[Element data from apps and pages]
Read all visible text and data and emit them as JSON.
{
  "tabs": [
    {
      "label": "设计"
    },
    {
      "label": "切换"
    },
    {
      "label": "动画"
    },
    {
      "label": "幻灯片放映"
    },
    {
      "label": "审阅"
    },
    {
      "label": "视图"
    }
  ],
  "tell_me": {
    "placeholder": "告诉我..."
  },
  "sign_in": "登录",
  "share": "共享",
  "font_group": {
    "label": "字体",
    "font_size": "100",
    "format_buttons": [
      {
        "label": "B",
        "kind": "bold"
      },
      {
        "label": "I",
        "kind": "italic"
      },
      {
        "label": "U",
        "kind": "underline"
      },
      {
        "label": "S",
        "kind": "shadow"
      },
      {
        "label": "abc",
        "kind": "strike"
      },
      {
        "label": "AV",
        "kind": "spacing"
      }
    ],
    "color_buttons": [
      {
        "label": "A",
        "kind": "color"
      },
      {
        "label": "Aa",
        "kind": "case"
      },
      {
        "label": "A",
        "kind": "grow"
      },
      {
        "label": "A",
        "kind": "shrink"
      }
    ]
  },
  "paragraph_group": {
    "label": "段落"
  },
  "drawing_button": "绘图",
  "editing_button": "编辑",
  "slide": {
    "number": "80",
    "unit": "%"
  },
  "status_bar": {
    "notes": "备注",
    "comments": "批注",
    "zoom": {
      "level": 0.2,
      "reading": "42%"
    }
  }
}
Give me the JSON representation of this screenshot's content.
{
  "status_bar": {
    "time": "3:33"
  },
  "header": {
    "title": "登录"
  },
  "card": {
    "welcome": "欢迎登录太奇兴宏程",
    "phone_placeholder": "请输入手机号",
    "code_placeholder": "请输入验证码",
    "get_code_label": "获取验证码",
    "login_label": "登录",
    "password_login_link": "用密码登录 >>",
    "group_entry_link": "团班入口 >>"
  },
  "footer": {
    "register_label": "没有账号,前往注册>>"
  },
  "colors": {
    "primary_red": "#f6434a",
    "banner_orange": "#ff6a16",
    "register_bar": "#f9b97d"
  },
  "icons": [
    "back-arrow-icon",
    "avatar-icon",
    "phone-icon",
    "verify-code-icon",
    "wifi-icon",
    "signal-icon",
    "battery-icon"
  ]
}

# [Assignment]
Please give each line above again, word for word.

# [Expected answer]
Read all visible text and data and emit them as JSON.
{
  "tabs": [
    {
      "label": "设计"
    },
    {
      "label": "切换"
    },
    {
      "label": "动画"
    },
    {
      "label": "幻灯片放映"
    },
    {
      "label": "审阅"
    },
    {
      "label": "视图"
    }
  ],
  "tell_me": {
    "placeholder": "告诉我..."
  },
  "sign_in": "登录",
  "share": "共享",
  "font_group": {
    "label": "字体",
    "font_size": "100",
    "format_buttons": [
      {
        "label": "B",
        "kind": "bold"
      },
      {
        "label": "I",
        "kind": "italic"
      },
      {
        "label": "U",
        "kind": "underline"
      },
      {
        "label": "S",
        "kind": "shadow"
      },
      {
        "label": "abc",
        "kind": "strike"
      },
      {
        "label": "AV",
        "kind": "spacing"
      }
    ],
    "color_buttons": [
      {
        "label": "A",
        "kind": "color"
      },
      {
        "label": "Aa",
        "kind": "case"
      },
      {
        "label": "A",
        "kind": "grow"
      },
      {
        "label": "A",
        "kind": "shrink"
      }
    ]
  },
  "paragraph_group": {
    "label": "段落"
  },
  "drawing_button": "绘图",
  "editing_button": "编辑",
  "slide": {
    "number": "80",
    "unit": "%"
  },
  "status_bar": {
    "notes": "备注",
    "comments": "批注",
    "zoom": {
      "level": 0.2,
      "reading": "42%"
    }
  }
}
Give me the JSON representation of this screenshot's content.
{
  "status_bar": {
    "time": "3:33"
  },
  "header": {
    "title": "登录"
  },
  "card": {
    "welcome": "欢迎登录太奇兴宏程",
    "phone_placeholder": "请输入手机号",
    "code_placeholder": "请输入验证码",
    "get_code_label": "获取验证码",
    "login_label": "登录",
    "password_login_link": "用密码登录 >>",
    "group_entry_link": "团班入口 >>"
  },
  "footer": {
    "register_label": "没有账号,前往注册>>"
  },
  "colors": {
    "primary_red": "#f6434a",
    "banner_orange": "#ff6a16",
    "register_bar": "#f9b97d"
  },
  "icons": [
    "back-arrow-icon",
    "avatar-icon",
    "phone-icon",
    "verify-code-icon",
    "wifi-icon",
    "signal-icon",
    "battery-icon"
  ]
}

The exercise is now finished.